ACTION ITEM =>
From start to end, print the entire listing below exactly.

EXERCISE DATA =>
..........

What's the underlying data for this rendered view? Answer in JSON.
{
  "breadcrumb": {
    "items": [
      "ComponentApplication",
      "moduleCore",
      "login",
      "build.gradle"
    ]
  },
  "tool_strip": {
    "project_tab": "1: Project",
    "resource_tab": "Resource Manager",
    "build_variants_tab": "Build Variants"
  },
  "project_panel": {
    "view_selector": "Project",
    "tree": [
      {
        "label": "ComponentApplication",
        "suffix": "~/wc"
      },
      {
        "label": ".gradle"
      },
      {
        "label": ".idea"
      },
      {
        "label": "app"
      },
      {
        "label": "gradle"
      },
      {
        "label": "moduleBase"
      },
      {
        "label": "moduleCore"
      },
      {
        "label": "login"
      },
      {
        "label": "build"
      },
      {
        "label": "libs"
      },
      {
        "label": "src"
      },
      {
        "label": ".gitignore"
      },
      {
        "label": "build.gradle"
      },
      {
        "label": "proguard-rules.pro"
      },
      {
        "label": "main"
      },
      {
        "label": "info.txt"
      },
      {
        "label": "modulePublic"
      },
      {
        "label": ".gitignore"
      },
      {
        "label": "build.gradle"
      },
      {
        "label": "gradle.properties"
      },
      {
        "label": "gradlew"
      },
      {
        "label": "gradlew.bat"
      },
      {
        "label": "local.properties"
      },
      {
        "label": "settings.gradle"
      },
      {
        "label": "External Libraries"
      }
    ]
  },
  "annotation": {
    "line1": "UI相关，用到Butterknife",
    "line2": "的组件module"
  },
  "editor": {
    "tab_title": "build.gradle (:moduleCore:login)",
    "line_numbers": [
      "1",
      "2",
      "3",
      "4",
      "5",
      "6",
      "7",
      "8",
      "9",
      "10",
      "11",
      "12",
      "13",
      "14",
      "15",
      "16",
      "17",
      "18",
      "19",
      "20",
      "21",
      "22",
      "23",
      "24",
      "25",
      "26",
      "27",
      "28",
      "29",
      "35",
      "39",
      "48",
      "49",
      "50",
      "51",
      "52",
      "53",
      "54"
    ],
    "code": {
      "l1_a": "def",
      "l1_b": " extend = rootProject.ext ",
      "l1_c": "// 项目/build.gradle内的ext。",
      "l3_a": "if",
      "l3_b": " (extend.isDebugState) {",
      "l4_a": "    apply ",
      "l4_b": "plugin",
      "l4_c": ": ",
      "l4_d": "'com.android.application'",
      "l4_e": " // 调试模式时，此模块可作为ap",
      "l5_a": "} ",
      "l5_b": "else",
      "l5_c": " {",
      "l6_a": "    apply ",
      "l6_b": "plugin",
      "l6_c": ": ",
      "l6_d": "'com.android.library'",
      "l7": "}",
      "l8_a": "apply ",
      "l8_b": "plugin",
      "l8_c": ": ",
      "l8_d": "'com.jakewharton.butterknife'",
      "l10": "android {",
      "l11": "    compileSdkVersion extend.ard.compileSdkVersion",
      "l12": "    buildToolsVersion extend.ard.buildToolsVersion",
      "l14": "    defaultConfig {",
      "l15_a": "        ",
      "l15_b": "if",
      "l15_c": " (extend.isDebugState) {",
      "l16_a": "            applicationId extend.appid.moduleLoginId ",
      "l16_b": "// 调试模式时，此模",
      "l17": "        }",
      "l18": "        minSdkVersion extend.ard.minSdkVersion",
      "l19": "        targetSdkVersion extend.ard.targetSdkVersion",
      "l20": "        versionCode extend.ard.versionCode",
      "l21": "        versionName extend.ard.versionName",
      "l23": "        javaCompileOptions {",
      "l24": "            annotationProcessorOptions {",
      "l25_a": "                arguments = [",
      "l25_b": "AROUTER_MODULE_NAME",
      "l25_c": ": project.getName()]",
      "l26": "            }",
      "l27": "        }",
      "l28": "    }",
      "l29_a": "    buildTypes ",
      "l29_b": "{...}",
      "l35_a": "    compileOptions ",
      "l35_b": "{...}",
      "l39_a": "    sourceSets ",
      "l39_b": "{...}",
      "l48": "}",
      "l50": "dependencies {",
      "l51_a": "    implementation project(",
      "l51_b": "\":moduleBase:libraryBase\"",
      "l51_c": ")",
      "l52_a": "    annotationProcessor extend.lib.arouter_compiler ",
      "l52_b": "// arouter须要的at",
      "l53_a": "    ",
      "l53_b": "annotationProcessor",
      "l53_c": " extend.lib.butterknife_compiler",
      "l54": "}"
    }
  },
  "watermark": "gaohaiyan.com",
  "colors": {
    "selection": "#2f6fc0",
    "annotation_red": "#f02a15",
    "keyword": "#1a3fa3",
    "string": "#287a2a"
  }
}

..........

SOLUTION =>
What's the underlying data for this rendered view? Answer in JSON.
{
  "breadcrumb": {
    "items": [
      "ComponentApplication",
      "moduleCore",
      "login",
      "build.gradle"
    ]
  },
  "tool_strip": {
    "project_tab": "1: Project",
    "resource_tab": "Resource Manager",
    "build_variants_tab": "Build Variants"
  },
  "project_panel": {
    "view_selector": "Project",
    "tree": [
      {
        "label": "ComponentApplication",
        "suffix": "~/wc"
      },
      {
        "label": ".gradle"
      },
      {
        "label": ".idea"
      },
      {
        "label": "app"
      },
      {
        "label": "gradle"
      },
      {
        "label": "moduleBase"
      },
      {
        "label": "moduleCore"
      },
      {
        "label": "login"
      },
      {
        "label": "build"
      },
      {
        "label": "libs"
      },
      {
        "label": "src"
      },
      {
        "label": ".gitignore"
      },
      {
        "label": "build.gradle"
      },
      {
        "label": "proguard-rules.pro"
      },
      {
        "label": "main"
      },
      {
        "label": "info.txt"
      },
      {
        "label": "modulePublic"
      },
      {
        "label": ".gitignore"
      },
      {
        "label": "build.gradle"
      },
      {
        "label": "gradle.properties"
      },
      {
        "label": "gradlew"
      },
      {
        "label": "gradlew.bat"
      },
      {
        "label": "local.properties"
      },
      {
        "label": "settings.gradle"
      },
      {
        "label": "External Libraries"
      }
    ]
  },
  "annotation": {
    "line1": "UI相关，用到Butterknife",
    "line2": "的组件module"
  },
  "editor": {
    "tab_title": "build.gradle (:moduleCore:login)",
    "line_numbers": [
      "1",
      "2",
      "3",
      "4",
      "5",
      "6",
      "7",
      "8",
      "9",
      "10",
      "11",
      "12",
      "13",
      "14",
      "15",
      "16",
      "17",
      "18",
      "19",
      "20",
      "21",
      "22",
      "23",
      "24",
      "25",
      "26",
      "27",
      "28",
      "29",
      "35",
      "39",
      "48",
      "49",
      "50",
      "51",
      "52",
      "53",
      "54"
    ],
    "code": {
      "l1_a": "def",
      "l1_b": " extend = rootProject.ext ",
      "l1_c": "// 项目/build.gradle内的ext。",
      "l3_a": "if",
      "l3_b": " (extend.isDebugState) {",
      "l4_a": "    apply ",
      "l4_b": "plugin",
      "l4_c": ": ",
      "l4_d": "'com.android.application'",
      "l4_e": " // 调试模式时，此模块可作为ap",
      "l5_a": "} ",
      "l5_b": "else",
      "l5_c": " {",
      "l6_a": "    apply ",
      "l6_b": "plugin",
      "l6_c": ": ",
      "l6_d": "'com.android.library'",
      "l7": "}",
      "l8_a": "apply ",
      "l8_b": "plugin",
      "l8_c": ": ",
      "l8_d": "'com.jakewharton.butterknife'",
      "l10": "android {",
      "l11": "    compileSdkVersion extend.ard.compileSdkVersion",
      "l12": "    buildToolsVersion extend.ard.buildToolsVersion",
      "l14": "    defaultConfig {",
      "l15_a": "        ",
      "l15_b": "if",
      "l15_c": " (extend.isDebugState) {",
      "l16_a": "            applicationId extend.appid.moduleLoginId ",
      "l16_b": "// 调试模式时，此模",
      "l17": "        }",
      "l18": "        minSdkVersion extend.ard.minSdkVersion",
      "l19": "        targetSdkVersion extend.ard.targetSdkVersion",
      "l20": "        versionCode extend.ard.versionCode",
      "l21": "        versionName extend.ard.versionName",
      "l23": "        javaCompileOptions {",
      "l24": "            annotationProcessorOptions {",
      "l25_a": "                arguments = [",
      "l25_b": "AROUTER_MODULE_NAME",
      "l25_c": ": project.getName()]",
      "l26": "            }",
      "l27": "        }",
      "l28": "    }",
      "l29_a": "    buildTypes ",
      "l29_b": "{...}",
      "l35_a": "    compileOptions ",
      "l35_b": "{...}",
      "l39_a": "    sourceSets ",
      "l39_b": "{...}",
      "l48": "}",
      "l50": "dependencies {",
      "l51_a": "    implementation project(",
      "l51_b": "\":moduleBase:libraryBase\"",
      "l51_c": ")",
      "l52_a": "    annotationProcessor extend.lib.arouter_compiler ",
      "l52_b": "// arouter须要的at",
      "l53_a": "    ",
      "l53_b": "annotationProcessor",
      "l53_c": " extend.lib.butterknife_compiler",
      "l54": "}"
    }
  },
  "watermark": "gaohaiyan.com",
  "colors": {
    "selection": "#2f6fc0",
    "annotation_red": "#f02a15",
    "keyword": "#1a3fa3",
    "string": "#287a2a"
  }
}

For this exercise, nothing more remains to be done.